--- What is needed ---
Keep the pictures out of the copy and print all the entries below exactly.
**** Data to process ****
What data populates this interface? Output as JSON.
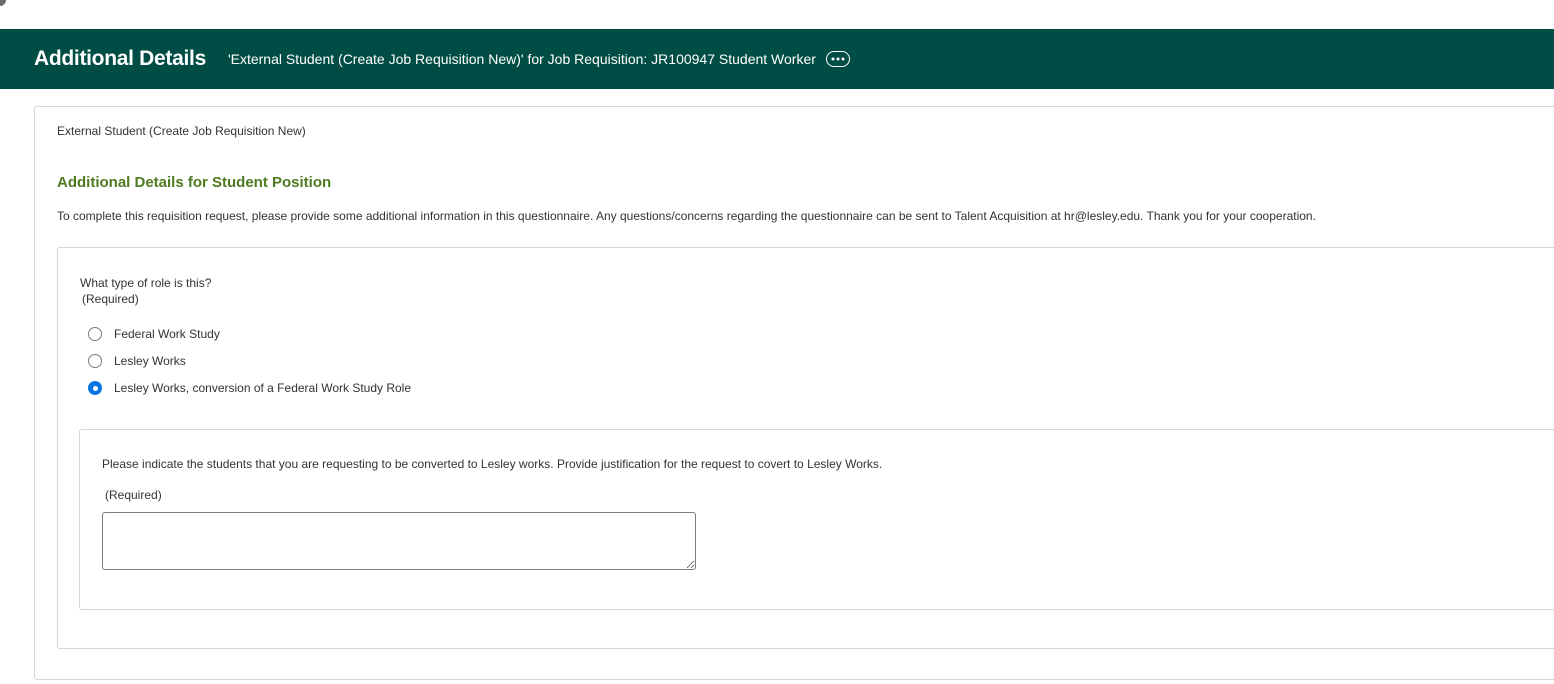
{
  "header": {
    "title": "Additional Details",
    "subtitle": "'External Student (Create Job Requisition New)' for Job Requisition: JR100947 Student Worker",
    "related_actions_icon": "ellipsis-icon",
    "background_color": "#004d45"
  },
  "card": {
    "caption": "External Student (Create Job Requisition New)",
    "section_title": "Additional Details for Student Position",
    "section_title_color": "#4e7a21",
    "intro_text": "To complete this requisition request, please provide some additional information in this questionnaire. Any questions/concerns regarding the questionnaire can be sent to Talent Acquisition at hr@lesley.edu. Thank you for your cooperation."
  },
  "question": {
    "label": "What type of role is this?",
    "required_text": "(Required)",
    "options": [
      {
        "label": "Federal Work Study",
        "selected": false
      },
      {
        "label": "Lesley Works",
        "selected": false
      },
      {
        "label": "Lesley Works, conversion of a Federal Work Study Role",
        "selected": true
      }
    ],
    "selected_color": "#0875e1"
  },
  "follow_up": {
    "label": "Please indicate the students that you are requesting to be converted to Lesley works. Provide justification for the request to covert to Lesley Works.",
    "required_text": "(Required)",
    "value": ""
  }
}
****
--- Exercise solution ---
What data populates this interface? Output as JSON.
{
  "header": {
    "title": "Additional Details",
    "subtitle": "'External Student (Create Job Requisition New)' for Job Requisition: JR100947 Student Worker",
    "related_actions_icon": "ellipsis-icon",
    "background_color": "#004d45"
  },
  "card": {
    "caption": "External Student (Create Job Requisition New)",
    "section_title": "Additional Details for Student Position",
    "section_title_color": "#4e7a21",
    "intro_text": "To complete this requisition request, please provide some additional information in this questionnaire. Any questions/concerns regarding the questionnaire can be sent to Talent Acquisition at hr@lesley.edu. Thank you for your cooperation."
  },
  "question": {
    "label": "What type of role is this?",
    "required_text": "(Required)",
    "options": [
      {
        "label": "Federal Work Study",
        "selected": false
      },
      {
        "label": "Lesley Works",
        "selected": false
      },
      {
        "label": "Lesley Works, conversion of a Federal Work Study Role",
        "selected": true
      }
    ],
    "selected_color": "#0875e1"
  },
  "follow_up": {
    "label": "Please indicate the students that you are requesting to be converted to Lesley works. Provide justification for the request to covert to Lesley Works.",
    "required_text": "(Required)",
    "value": ""
  }
}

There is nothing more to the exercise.